If you are a magazine editor, as I am, you tend to get invited to lots of stuff. It’s a cool perk of the job. Much of what you are invited to, despite the pretty packaging of various invitations, is not that interesting. But sometimes you luck out, and end up at something where you feel very fancy and very special and very glad you got to go.
Such was the case this past Saturday, when I attended the black-tie gala dinner opening the new exhibit Grace Kelly: Beyond the Icon, at the James A. Michener Museum in Doylestown.
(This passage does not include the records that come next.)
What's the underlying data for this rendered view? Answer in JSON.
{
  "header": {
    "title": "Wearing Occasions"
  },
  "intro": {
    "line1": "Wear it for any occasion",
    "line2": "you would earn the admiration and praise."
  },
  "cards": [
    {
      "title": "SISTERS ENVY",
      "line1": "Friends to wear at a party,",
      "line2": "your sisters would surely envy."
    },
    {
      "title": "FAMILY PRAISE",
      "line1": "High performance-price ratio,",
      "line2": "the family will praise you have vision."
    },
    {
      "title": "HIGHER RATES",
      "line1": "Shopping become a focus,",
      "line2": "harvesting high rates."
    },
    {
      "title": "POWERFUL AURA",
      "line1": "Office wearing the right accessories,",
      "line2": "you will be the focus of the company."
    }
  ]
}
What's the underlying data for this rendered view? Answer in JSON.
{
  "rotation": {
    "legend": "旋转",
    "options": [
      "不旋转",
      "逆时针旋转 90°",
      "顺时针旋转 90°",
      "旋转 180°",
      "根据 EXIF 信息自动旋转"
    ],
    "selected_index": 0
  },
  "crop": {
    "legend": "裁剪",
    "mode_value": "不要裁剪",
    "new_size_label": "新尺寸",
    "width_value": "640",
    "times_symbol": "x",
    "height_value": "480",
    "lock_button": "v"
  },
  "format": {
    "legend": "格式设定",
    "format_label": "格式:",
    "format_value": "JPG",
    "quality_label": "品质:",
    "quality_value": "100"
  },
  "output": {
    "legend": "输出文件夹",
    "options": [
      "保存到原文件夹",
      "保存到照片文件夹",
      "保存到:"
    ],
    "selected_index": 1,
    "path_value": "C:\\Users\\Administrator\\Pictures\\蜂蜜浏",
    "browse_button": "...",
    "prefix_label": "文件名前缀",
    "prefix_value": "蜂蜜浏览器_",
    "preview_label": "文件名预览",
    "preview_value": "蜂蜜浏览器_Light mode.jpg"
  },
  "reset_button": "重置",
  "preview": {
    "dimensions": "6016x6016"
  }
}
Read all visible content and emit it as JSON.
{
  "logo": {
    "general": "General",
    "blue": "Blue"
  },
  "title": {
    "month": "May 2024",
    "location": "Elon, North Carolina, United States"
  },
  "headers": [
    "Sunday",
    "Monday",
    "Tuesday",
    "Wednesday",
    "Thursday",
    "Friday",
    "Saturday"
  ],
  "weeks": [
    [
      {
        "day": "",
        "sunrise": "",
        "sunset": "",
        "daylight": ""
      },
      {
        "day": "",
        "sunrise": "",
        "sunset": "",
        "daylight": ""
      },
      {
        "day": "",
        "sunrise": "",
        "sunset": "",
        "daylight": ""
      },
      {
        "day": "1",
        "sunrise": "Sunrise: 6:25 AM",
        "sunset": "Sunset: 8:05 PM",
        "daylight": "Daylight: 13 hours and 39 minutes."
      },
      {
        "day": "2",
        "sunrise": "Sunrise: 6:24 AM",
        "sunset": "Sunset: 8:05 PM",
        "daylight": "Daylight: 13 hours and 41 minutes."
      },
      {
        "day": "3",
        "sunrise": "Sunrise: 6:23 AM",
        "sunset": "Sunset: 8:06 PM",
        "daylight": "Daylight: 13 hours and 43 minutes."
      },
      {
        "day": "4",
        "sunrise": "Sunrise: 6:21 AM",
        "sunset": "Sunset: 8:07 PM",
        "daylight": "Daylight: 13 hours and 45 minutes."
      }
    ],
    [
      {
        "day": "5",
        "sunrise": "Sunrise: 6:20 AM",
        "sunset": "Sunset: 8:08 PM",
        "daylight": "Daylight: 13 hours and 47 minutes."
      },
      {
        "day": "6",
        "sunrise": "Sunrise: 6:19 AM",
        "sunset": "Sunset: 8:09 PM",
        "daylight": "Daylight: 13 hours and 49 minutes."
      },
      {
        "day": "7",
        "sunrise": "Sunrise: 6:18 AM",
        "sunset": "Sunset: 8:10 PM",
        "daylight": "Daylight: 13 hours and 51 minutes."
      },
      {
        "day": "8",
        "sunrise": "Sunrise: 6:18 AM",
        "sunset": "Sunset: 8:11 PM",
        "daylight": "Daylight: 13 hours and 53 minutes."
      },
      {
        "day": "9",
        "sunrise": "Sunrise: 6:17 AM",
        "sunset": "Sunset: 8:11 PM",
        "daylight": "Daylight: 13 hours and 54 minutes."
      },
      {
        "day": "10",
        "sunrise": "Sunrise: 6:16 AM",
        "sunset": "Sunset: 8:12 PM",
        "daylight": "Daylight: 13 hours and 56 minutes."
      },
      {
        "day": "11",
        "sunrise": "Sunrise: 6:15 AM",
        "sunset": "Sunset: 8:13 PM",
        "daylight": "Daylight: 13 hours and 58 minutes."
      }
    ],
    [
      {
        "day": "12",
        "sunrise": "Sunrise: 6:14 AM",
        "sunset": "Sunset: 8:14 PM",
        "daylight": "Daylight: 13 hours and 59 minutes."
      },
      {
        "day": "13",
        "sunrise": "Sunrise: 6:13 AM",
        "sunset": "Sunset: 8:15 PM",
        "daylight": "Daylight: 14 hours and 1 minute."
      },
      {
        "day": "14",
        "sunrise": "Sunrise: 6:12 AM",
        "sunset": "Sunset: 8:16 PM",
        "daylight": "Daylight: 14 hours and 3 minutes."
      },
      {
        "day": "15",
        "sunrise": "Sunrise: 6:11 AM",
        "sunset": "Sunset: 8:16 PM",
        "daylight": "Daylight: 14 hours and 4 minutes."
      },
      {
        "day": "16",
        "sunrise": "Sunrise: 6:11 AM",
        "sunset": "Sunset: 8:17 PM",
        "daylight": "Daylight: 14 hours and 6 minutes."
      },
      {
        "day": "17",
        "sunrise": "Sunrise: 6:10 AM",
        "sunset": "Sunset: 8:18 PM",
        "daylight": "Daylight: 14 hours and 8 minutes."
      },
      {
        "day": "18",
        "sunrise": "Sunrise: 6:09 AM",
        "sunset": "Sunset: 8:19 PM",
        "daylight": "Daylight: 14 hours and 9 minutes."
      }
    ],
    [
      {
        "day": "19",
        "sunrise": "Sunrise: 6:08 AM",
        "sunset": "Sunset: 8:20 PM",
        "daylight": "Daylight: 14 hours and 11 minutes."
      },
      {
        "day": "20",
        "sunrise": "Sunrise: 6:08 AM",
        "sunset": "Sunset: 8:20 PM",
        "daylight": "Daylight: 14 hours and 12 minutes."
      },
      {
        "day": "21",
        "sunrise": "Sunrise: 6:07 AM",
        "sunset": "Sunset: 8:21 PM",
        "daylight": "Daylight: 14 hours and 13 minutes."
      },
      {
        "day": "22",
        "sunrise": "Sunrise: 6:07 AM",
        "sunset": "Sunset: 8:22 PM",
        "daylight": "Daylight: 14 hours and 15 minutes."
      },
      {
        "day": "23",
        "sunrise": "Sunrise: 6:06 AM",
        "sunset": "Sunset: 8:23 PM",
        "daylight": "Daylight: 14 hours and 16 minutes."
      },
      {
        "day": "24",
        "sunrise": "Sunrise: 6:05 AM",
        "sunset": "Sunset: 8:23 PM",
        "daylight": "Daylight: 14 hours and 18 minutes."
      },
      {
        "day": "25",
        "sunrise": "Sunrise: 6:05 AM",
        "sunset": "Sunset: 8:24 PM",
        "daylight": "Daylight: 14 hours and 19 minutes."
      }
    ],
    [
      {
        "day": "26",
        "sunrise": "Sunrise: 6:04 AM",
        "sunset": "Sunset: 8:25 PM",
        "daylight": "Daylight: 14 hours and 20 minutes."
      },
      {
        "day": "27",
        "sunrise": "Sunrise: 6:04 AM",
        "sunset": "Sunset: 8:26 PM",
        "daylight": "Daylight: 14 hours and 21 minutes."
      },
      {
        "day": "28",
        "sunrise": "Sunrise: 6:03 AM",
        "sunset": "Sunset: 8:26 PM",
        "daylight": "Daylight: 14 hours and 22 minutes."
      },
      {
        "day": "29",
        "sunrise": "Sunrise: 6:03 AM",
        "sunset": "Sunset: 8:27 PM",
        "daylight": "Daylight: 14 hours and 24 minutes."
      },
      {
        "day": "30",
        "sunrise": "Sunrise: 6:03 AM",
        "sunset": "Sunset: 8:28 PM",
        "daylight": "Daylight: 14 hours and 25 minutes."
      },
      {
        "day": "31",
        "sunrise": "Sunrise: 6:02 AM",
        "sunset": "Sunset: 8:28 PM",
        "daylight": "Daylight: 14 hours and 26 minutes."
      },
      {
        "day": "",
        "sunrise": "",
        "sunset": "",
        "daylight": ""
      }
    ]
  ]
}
The exhibit features more than 40 dresses and costumes from the Philadelphia movie star, princess and style icon, along with various other personal and starry ephemera, including her Oscar for 1954’s The Country Girl. (Tickets are selling briskly, so if you want to go, take my advice and buy now—we don’t get this kind of repository of glamour here often.)
Speaking of glamour…